Want to know why your wallet is being pinched so hard? You could turn to the usual suspects, like gas prices or government taxes.
But perhaps you should look a bit closer to home at all those shiny Apple products that line your shelves and pockets. A story from Reuters on Monday cites a report from Morgan Stanley analyst Katy Huberty that in 2011 the "average amount U.S. households spent on Apple products was $444."
According to the Huberty report, that number is up from $295 in 2010 and $150 in 2007.
The Reuters story by contributor Chris Taylor refers to this as the "Apple tax," noting:
"The analogy of an Apple tax might sound facetious, but think about it. Median U.S. household income was $50,054 in 2011, according to the Census Bureau. That means a sizable chunk of that is getting diverted to Apple headquarters in Cupertino."
Of course, there's one big difference between a government tax and that so-called Apple "tax," says Taylor:
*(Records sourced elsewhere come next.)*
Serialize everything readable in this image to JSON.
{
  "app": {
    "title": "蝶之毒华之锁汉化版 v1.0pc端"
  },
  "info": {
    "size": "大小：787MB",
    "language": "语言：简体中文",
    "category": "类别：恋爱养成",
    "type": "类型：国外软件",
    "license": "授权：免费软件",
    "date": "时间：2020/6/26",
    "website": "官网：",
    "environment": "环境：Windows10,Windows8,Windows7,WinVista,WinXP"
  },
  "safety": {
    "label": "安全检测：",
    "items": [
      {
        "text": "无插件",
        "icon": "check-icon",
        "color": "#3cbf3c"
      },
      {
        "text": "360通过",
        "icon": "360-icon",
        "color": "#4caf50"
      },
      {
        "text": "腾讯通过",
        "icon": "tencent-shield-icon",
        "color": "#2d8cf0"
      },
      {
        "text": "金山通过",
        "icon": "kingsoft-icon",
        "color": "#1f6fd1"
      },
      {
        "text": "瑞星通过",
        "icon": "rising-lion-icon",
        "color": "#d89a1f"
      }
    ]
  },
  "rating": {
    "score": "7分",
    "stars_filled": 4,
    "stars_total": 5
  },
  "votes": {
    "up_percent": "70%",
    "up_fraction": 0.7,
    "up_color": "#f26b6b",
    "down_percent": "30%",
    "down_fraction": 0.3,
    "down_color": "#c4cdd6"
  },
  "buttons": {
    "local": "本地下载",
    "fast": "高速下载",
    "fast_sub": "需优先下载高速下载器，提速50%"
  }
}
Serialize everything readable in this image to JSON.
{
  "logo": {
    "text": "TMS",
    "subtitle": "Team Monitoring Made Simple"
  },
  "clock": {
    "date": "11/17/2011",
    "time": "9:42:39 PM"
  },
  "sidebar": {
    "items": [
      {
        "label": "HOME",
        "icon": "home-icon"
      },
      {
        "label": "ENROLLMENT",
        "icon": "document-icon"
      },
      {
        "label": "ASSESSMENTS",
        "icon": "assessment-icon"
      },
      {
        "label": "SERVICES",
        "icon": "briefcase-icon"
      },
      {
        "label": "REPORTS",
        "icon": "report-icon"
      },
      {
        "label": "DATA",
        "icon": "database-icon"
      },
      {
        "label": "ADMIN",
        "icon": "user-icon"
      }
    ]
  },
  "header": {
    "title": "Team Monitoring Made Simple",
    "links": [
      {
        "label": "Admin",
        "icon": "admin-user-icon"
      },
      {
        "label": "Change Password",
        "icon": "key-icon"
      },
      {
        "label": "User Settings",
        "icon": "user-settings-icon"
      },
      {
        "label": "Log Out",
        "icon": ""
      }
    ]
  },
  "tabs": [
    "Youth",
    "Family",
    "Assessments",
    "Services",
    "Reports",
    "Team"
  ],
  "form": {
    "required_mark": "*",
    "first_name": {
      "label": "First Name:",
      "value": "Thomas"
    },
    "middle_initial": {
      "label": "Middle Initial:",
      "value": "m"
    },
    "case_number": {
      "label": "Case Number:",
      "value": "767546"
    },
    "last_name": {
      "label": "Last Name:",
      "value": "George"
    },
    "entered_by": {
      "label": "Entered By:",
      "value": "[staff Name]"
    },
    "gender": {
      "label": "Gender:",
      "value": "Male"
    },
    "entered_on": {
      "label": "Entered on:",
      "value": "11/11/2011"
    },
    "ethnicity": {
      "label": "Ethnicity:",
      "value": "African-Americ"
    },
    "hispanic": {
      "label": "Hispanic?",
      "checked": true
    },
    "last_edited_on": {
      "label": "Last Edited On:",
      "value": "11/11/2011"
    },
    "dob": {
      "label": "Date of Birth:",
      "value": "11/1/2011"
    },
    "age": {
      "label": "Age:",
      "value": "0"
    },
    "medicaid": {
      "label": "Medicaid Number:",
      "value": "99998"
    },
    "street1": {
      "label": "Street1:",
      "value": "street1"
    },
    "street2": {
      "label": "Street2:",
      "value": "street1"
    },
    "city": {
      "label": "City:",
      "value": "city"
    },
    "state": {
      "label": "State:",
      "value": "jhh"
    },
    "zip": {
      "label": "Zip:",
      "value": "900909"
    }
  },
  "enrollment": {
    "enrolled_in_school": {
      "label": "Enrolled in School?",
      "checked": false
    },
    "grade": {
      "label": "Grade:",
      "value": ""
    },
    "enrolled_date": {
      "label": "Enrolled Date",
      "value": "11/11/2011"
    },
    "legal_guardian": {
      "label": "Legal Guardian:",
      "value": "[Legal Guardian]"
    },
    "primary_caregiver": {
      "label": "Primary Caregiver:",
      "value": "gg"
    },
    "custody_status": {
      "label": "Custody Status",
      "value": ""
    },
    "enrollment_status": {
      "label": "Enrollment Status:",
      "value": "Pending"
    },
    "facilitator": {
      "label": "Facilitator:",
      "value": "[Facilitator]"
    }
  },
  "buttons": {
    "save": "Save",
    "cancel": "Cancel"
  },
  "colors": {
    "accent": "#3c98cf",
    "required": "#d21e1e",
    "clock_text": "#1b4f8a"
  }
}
"Remember, this is not something that consumers are being forced to pay. They are dipping willingly into their own pockets, because they're essentially slaves to the devices."